I see social media as a tool to help us add that personal touch to our business.  Remember thought, like all tools, if you don’t know how to use it you can get hurt or you might end up just putting it on the shelf in the closet, gathering dust. Before you dive into social media, I strongly recommend that you spend time working on a plan to utilize the tool.

A key question that will help you to build your plan is:
What are you trying to accomplish with this particular social media tool?
Believe it or not, you will all not have the same purpose for your social media campaign.

Here are some examples:

  • I want to establish myself as an expert
  • I have a lot of events and I want a way to get the word out.
  • I have a volunteer group and I want each member to be able to contribute to the information.
  • I want to keep my brand in front of people
  • I want a way to share my blog postings.
  • I want to direct people to my website.
  • I want to build a contact list.
  • I want to build interaction with my clients.

As you can see, there is so much that you can do with social media.  The key to having a simplified life is to make sure that you know which objective you want to focus on.  Do what works for your business.  Trying to do what you see everyone else doing just leads to confusion and many times you end up frozen in your tracks.

Remember, social media is just a tool.  It is there to help us.  We don’t have to use every feature just because it is there.  Kind of like that new sewing machine with all of the fancy stitches… if you only need to sew in straight lines, then find ways to use the other stitches when you have time and the urge for creativity.

LinkedIn Answers

One of the little know features of LinkedIn is called “Answers”.  

The purpose of Answers is to:

  • Help you to find answers to real problems.

There are thousands (milllions?) of people out there on LInkedIn who have a wealth of knowledge.  Ask a question, and you will get someone who is willing to give you advice on how to move forward.  Be it a technical question, a business question, or a ‘life’ question, someone will be there to help you.

  • Give you an opportunity to help others.

One of the components of social media is to help people.  Answers gives you the chance to give out free advice to others.  You can search for questions within your category of expertise and respond to any when you feel you can add value.

  • Establish expertise.

When people are looking at your profile on LinkedIn, how do they know that you know what you are talking about?  One of the ways is to look at the questions that you have answered.  This will give them a feel for your level of knowledge.

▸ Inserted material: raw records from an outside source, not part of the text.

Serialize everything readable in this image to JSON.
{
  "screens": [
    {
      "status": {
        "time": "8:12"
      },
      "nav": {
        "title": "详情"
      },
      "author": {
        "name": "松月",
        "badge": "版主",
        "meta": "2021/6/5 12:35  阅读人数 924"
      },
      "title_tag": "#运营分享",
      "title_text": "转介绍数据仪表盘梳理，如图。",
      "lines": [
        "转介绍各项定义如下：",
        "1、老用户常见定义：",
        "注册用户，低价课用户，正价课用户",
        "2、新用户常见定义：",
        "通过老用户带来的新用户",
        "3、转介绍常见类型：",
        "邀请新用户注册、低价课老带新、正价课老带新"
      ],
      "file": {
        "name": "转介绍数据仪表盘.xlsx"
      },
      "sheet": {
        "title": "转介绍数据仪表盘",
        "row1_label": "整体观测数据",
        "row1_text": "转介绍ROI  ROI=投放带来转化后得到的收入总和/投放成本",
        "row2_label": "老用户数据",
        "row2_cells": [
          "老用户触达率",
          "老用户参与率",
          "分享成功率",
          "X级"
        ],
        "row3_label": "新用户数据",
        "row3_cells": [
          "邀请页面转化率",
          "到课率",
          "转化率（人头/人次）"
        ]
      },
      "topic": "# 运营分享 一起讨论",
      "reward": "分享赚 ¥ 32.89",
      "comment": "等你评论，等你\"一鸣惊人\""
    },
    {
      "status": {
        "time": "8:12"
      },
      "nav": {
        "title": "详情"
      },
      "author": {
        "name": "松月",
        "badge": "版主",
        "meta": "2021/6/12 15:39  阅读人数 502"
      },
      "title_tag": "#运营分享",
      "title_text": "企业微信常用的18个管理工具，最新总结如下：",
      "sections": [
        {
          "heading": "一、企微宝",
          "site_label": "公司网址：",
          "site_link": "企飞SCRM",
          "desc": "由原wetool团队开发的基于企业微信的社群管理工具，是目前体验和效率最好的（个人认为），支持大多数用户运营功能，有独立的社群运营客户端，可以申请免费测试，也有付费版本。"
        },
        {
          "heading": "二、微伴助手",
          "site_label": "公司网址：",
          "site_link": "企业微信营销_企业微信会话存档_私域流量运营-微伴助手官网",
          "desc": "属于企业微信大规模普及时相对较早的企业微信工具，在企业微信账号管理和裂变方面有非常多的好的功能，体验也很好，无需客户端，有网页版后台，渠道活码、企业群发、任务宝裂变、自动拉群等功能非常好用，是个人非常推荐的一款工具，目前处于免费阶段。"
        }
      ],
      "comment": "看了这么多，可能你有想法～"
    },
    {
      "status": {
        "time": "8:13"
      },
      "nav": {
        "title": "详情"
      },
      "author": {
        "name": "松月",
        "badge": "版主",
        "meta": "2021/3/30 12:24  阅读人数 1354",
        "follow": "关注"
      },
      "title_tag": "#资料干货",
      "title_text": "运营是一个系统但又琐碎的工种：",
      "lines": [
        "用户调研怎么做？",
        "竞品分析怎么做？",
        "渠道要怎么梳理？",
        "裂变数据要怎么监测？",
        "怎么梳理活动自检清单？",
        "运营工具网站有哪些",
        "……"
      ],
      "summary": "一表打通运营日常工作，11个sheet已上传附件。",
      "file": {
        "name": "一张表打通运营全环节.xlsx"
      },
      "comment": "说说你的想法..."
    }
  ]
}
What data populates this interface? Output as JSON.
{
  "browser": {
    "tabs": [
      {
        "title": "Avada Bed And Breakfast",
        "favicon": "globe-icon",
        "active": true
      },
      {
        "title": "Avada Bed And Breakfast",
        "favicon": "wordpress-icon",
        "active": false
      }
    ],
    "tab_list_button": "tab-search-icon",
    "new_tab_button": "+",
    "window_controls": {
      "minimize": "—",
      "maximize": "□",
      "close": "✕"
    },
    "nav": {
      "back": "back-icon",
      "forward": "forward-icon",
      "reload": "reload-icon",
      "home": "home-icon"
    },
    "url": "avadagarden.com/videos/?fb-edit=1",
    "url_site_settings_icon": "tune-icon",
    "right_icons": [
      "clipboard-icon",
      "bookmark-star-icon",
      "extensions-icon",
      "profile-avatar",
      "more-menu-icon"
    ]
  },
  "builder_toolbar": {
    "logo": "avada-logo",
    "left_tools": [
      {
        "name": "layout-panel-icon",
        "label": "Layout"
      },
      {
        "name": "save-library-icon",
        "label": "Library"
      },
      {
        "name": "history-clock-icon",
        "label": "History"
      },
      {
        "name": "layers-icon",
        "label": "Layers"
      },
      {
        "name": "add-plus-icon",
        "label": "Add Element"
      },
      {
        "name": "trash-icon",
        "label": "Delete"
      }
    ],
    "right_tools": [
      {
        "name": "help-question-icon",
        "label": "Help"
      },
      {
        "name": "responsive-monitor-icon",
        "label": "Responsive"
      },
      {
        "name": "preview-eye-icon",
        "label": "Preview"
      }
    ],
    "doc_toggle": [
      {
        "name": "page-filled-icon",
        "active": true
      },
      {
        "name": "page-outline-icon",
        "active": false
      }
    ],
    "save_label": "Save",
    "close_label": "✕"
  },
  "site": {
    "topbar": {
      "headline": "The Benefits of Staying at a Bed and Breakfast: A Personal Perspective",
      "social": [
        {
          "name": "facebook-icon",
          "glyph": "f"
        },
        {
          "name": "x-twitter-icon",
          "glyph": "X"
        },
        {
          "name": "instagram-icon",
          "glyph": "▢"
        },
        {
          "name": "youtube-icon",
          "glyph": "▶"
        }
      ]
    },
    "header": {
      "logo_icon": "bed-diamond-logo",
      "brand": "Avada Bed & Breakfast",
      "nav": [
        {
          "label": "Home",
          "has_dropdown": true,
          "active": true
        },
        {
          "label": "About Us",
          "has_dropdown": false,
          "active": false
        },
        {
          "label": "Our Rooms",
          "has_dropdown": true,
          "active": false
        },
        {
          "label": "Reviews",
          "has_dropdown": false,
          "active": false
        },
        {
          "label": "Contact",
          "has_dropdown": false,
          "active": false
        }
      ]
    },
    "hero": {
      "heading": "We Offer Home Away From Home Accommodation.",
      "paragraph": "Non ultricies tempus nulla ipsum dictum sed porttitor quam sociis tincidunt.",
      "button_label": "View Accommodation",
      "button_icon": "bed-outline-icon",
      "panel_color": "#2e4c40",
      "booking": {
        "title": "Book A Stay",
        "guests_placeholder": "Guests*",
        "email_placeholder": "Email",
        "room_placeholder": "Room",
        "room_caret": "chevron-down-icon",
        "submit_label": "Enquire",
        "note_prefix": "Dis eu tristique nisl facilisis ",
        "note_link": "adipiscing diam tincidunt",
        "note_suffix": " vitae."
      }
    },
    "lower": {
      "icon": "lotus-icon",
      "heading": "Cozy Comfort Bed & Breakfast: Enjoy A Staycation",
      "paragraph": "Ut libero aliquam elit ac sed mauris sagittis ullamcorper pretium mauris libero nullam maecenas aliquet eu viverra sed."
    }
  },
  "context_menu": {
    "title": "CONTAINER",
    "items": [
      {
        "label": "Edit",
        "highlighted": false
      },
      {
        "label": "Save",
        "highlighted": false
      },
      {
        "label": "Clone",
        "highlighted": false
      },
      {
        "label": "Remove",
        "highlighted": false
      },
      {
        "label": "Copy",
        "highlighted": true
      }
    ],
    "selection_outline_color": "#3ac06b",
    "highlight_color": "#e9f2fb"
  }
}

How do you ask a question?

From your Home page on LinkedIn, across the top, click on “More”.  From the drop down menu click on “answers”.  The Home page for Answers will appear.  Note the tabs that now appear for this page.

You can ask a question from the Home page, or you can click on the “Ask a Question” tab. You will be given the opportunity to categorize your question.

It is pretty simple to ask a question.  You will then receive email notifications when someone gives you an answer, so you don’t have to be constantly checking LinkedIn.

Source of Information

Now that you have found the Answers feature, take some time to look around.  Many people have asked questions that are already answered.  You can search around and get some useful information.  You will also see who is answering questions and who knows what they are talking about.  You may then want to connect with those people or follow them.

Provide an Answer

You will also see that it is fairly easy to put in your own 2 cents (answer other people’s questions).  You can search for issues that are in your area of expertise and then provide help to others.  Remember that everyone can see your answers, so make sure you put your best foot forward when commenting.

Give it a try

Now that you know about the Answers feature of LinkedIn, why not spend a little time exploring and discovering more about it?  Some  ‘experts’ say that it is LinkedIn’s most powerful, yet little known feature.